Editorial: Benghazi: What the report reveals about Hillary Clinton
Two years in the making, 800 pages long, gripping in tone, the report of the U.S. House Select Committee on Benghazi — released Tuesday — is the definitive account of the Sept. 11, 2012, Libya attacks that killed four Americans: Ambassador Chris Stevens, foreign service officer Sean Smith and CIA contractors Glen Doherty and Tyrone Woods.
Parts read like a Tom Clancy thriller, but it's the sections that mirror "House of Cards" — you know, the behind-the-scenes political stuff — that give "Benghazi" its immediate significance. That's because in this drama the role of secretary of state was performed by Hillary Clinton, the now-presumptive Democratic nominee for president. So the voting public wants to know how Clinton fares: Does the report cast her as a villain or a more nuanced character?
Probably you thought you knew a little, or a lot, about this document. In some ways it's a sequel, or even a reboot, given the fact that there already have been multiple, narrower investigations. A preliminary Select Committee report was published a year ago. Last October Clinton testified in public for 11 hours. Many Democrats have viewed all of this as a Republican-led attempt to undercut her campaign.
But when packaged as a complete volume, the report delivers on its promise to analyze the entire debacle so the risk of a future disaster is reduced. On the question of how Clinton and the Obama administration reacted, we see more than enough evidence to reaffirm our opinion that the secretary of state failed a crucial chance to show decisive, principled leadership.
The crux of it is that during and well after the chaos of the attacks on the State Department's outpost and nearby CIA annex in Benghazi, Clinton and the Obama administration promoted a false narrative for public consumption: that the violence came from a spontaneous outburst of mob anger. Although Clinton confided to her daughter, Chelsea, in an email that night that an al-Qaida faction was responsible, for two weeks she let fester the story that mob action, not a planned assault her department might have anticipated, killed her employees.
The supposition Clinton and others held to was that the attacks were related in nature to political protests the same day outside the U.S. Embassy in Cairo. Those demonstrators were angry about an anti-Islam video.
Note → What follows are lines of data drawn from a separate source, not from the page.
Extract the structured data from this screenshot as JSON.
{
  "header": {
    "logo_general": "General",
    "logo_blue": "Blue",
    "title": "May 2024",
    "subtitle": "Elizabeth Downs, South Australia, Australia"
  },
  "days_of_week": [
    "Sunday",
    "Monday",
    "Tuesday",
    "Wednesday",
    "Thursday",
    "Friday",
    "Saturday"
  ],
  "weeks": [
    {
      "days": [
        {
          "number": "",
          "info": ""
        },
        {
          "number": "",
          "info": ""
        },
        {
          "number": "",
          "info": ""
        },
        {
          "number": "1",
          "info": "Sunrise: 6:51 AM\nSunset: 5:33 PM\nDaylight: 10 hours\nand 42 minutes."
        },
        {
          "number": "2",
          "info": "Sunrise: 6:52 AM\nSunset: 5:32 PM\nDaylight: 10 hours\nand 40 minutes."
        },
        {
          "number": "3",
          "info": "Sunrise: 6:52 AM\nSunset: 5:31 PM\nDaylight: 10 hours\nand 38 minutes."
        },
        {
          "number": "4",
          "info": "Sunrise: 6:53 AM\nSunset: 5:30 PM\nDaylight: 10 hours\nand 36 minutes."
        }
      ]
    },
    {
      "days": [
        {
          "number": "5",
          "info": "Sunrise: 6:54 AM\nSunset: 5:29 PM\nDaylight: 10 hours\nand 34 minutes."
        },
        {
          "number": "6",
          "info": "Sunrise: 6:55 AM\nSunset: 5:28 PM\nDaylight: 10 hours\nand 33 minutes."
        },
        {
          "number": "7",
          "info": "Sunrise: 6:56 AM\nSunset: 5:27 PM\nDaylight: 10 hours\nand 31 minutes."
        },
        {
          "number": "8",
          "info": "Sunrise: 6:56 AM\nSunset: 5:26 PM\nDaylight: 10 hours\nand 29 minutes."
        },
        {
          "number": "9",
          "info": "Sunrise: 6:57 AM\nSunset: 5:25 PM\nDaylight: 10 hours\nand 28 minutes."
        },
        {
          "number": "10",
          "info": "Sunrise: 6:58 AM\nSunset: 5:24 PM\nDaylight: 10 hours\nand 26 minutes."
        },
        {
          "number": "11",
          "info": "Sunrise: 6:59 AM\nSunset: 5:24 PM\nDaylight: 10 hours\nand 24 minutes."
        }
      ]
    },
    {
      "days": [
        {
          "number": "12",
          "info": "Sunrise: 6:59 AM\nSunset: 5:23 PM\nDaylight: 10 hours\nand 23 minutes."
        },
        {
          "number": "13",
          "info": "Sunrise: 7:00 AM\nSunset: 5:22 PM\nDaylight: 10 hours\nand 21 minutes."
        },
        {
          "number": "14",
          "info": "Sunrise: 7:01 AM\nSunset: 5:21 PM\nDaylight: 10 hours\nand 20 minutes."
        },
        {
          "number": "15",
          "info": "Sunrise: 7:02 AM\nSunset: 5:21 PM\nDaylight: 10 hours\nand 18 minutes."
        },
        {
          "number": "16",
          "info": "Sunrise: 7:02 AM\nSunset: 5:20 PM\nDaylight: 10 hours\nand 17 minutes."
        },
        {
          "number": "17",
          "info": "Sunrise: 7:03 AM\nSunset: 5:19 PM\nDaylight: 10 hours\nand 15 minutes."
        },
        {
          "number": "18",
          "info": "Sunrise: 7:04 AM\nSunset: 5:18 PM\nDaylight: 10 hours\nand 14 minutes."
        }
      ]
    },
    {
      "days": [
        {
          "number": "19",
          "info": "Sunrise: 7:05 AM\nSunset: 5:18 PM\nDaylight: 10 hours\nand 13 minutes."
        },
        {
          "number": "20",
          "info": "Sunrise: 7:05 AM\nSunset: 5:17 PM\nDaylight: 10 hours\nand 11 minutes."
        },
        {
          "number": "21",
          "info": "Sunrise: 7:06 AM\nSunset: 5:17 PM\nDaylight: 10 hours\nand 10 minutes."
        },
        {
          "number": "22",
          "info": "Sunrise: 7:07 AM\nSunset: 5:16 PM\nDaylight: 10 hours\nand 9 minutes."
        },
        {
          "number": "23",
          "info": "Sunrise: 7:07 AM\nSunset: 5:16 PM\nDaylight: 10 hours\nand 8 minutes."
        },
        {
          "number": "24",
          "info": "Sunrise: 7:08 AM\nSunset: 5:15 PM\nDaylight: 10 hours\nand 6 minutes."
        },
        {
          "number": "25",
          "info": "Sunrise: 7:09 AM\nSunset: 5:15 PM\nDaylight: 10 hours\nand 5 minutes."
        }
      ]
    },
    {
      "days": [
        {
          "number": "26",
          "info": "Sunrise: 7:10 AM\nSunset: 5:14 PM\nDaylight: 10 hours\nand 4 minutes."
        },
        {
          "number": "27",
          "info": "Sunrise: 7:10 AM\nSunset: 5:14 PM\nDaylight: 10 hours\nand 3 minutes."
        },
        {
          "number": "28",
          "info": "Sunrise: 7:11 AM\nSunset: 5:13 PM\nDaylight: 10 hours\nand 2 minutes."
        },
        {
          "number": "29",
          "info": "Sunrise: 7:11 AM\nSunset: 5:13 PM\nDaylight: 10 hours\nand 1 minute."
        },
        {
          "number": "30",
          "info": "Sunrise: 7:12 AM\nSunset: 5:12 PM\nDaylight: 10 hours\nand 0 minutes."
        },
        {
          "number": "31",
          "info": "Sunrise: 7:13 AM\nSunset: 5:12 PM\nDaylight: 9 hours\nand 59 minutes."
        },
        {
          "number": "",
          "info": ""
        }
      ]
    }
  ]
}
With the Benghazi attacks still unfolding, Clinton released the administration's only statement on the evening of Sept. 11, and she focused on the video. But the next day, Clinton told Egyptian Prime Minister Hesham Kandil, "We know that the attack in Libya had nothing to do with the film. It was a planned attack — not a protest."
What she told Kandil was true, the report confirms: The Americans came under sudden attack at their compound by a force of about 70 heavily armed men. The only warning: the sudden disappearance of a Libyan police vehicle. Attackers approached the building, invaded and set fire to it.
Stevens and Smith died in the fire. Doherty and Woods were killed in a subsequent attack on the CIA annex.
As hours and days passed, the report shows, inaccurate accounts of the Benghazi timeline inexplicably endured. On Sept. 14, White House spokesman Jay Carney said: "We have no information to suggest that it was a preplanned attack. The unrest we've seen around the region has been in reaction to a video that Muslims, many Muslims find offensive
The administration looked for an official to go on the Sunday morning talk shows Sept. 16. Ben Rhodes, President Barack Obama's deputy national security adviser, sent a request to Clinton but never heard back. The thankless job fell to Susan Rice, the U.S. ambassador to the U.N. Rice had little knowledge of the events. She relied in part on background information from Rhodes.
Here the report gets at the politics of Benghazi, because it shows that among Rhodes' talking points to Rice was this specific goal to communicate to the viewing public: "To underscore that these protests are rooted in an Internet video, and not a broader failure of policy."
In other words: In mid-September 2012, in the wake of a terrorist attack in Libya, with Obama up for re-election in two months and Clinton's own presidential aspirations at risk, the White House sent a lesser representative in front of the cameras. Armed with bad information, she insisted that four Americans died as the result of a spontaneous protest — not because of Washington's failure to anticipate a terrorist attack on an isolated U.S. compound in unstable Libya on the anniversary of 9/11.